• [ACTION ITEM] How many lines below hold the string "Covers"? Report that number alone.

• [MATERIAL FOR THE TASK]
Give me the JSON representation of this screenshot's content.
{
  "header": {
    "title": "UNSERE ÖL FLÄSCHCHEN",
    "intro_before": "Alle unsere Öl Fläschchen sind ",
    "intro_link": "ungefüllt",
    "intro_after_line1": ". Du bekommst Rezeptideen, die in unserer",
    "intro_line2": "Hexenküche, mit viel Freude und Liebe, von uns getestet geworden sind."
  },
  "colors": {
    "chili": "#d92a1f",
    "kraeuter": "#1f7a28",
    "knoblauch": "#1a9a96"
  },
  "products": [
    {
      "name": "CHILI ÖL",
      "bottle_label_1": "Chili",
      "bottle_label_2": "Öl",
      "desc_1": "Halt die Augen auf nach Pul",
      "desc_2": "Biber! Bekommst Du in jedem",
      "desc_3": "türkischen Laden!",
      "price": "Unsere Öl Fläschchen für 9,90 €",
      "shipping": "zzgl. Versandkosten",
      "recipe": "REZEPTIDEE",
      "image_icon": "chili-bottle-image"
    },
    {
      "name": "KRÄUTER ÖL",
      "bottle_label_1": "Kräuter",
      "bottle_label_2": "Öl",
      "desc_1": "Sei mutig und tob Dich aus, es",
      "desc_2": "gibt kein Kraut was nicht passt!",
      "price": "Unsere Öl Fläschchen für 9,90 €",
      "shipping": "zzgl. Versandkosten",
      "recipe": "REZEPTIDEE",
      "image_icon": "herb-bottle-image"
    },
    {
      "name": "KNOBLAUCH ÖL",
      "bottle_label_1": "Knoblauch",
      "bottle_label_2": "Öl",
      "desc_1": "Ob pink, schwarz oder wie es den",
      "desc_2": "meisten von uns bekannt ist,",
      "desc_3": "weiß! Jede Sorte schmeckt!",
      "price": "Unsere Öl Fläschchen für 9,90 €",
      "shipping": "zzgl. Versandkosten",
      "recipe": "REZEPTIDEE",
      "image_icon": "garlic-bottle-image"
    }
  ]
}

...

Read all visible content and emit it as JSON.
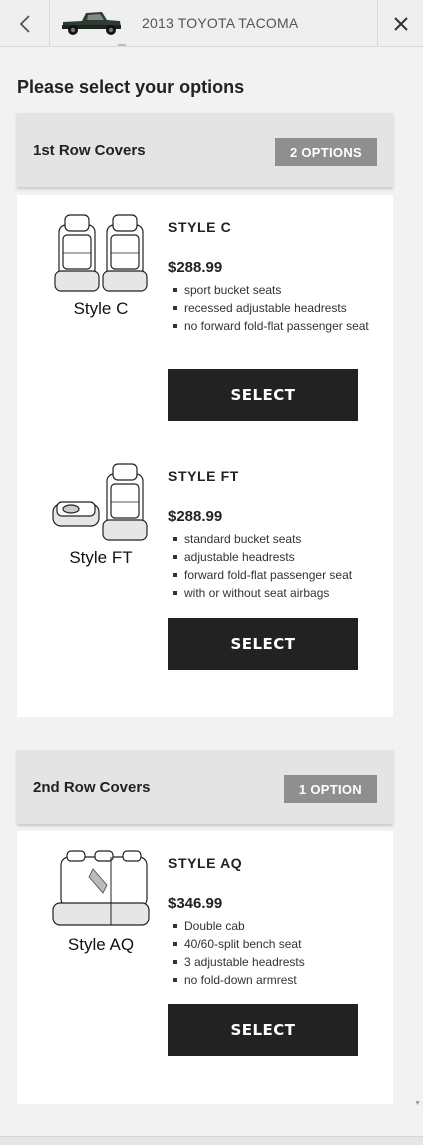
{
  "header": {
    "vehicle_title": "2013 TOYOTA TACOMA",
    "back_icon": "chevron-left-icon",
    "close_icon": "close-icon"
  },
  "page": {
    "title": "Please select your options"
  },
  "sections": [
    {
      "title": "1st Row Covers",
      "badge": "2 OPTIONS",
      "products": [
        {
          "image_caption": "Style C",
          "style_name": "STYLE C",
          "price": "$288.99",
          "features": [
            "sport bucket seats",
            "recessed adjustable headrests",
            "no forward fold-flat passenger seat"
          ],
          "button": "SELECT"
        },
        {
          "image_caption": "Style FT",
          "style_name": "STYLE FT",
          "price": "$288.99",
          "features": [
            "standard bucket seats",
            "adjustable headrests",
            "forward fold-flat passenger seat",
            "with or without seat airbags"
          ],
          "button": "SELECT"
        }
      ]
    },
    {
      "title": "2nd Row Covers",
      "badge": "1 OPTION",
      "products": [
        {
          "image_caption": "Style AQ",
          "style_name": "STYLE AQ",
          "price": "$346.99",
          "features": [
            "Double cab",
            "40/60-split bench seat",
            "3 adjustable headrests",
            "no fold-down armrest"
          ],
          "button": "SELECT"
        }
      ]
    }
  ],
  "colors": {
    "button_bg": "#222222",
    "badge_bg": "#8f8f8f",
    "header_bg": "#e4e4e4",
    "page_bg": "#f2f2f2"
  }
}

• [TASK RESULT] 2